One early scene depicts the plotters slowly feeding one of their colleagues suspected of betrayal into a furnace, after reminding him that the name of their organization may have changed but “the rules remain the same.”
Viewers are thereby encouraged to link contemporary Russian intelligence operatives to the Soviet-era KGB, with a twist of modern-day ISIS thrown in.
Still, Russia’s in a league of its own
But differences in degrees of media freedom matter, and borrowed strategies do not mean equivalent ones. What’s important is to find a way to criticize the shortcomings of U.S. media practice and policy, without fully embracing Russian spin.
While both countries may be promoting a “new Cold War” along cultural lines, what distinguishes Russia is the level of manipulation involved in, as Putin’s critics phrase it, “activating hatred.”
It’s a process fueled by an increasingly organized, largely invisible set of censorship personnel and practices. Government pressure on the handful of independent outlets that remain continues to grow. (The haunting question of who’s behind the death of opposition leader Boris Nemtsov looms large.)
Meanwhile, the most popular programs remain the ones where fact and fiction unapologetically blur.
A self-described “documentary film” that aired in mid-March to commemorate the first anniversary of Russia’s annexation of Crimea opens with a shot of a Russian Orthodox church, a military helicopter, and an interview with Putin.
“I invited the head of Special Operations to the Kremlin,” Putin somberly recounts, “and told him, ‘let’s speak directly, that we must save the life of the President of Ukraine.’”
Combining professional History Channel-style packaging with staged re-enactments of events (that may not have even taken place), the film, titled Crimea: The Way Home has already garnered more than five million views online.

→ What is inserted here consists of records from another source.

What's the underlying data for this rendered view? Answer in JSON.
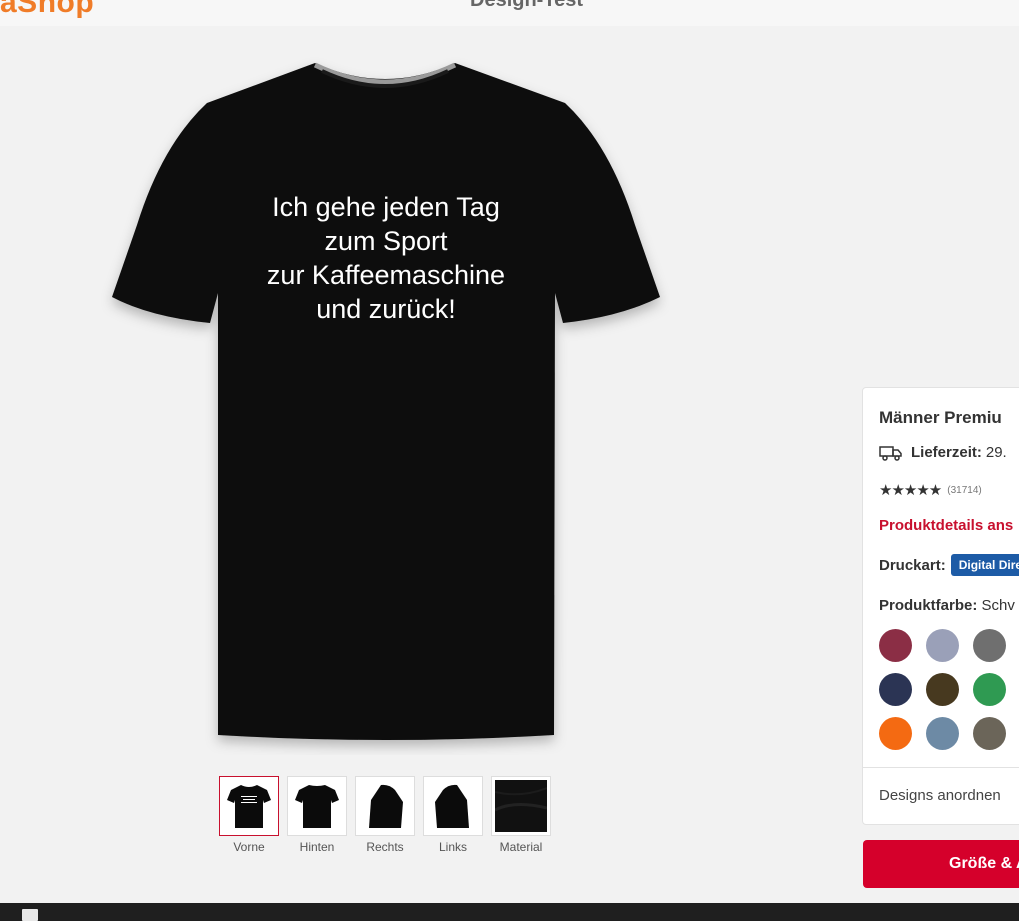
{
  "header": {
    "logo": "aShop",
    "design_title": "Design-Test"
  },
  "product_image": {
    "shirt_color": "#0b0b0b",
    "print_lines": [
      "Ich gehe jeden Tag",
      "zum Sport",
      "zur Kaffeemaschine",
      "und zurück!"
    ]
  },
  "views": [
    {
      "label": "Vorne"
    },
    {
      "label": "Hinten"
    },
    {
      "label": "Rechts"
    },
    {
      "label": "Links"
    },
    {
      "label": "Material"
    }
  ],
  "panel": {
    "title": "Männer Premiu",
    "delivery_label": "Lieferzeit:",
    "delivery_value": "29.",
    "stars": "★★★★★",
    "rating_count": "(31714)",
    "details_link": "Produktdetails ans",
    "print_label": "Druckart:",
    "print_value": "Digital Dire",
    "color_label": "Produktfarbe:",
    "color_value": "Schv",
    "swatches": [
      "#8b2e45",
      "#9aa0b8",
      "#6f6f6f",
      "#2b3454",
      "#47391f",
      "#2f9a52",
      "#f46a12",
      "#6d8aa5",
      "#6b6559"
    ],
    "arrange_designs": "Designs anordnen"
  },
  "cta": {
    "label": "Größe & A"
  },
  "colors": {
    "accent_red": "#d5002b",
    "link_red": "#c8102e",
    "badge_blue": "#1d5ba6",
    "logo_orange": "#f07c28"
  }
}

It’s a testament to the immense – and rapid – growth of Russia’s mighty media megaphone.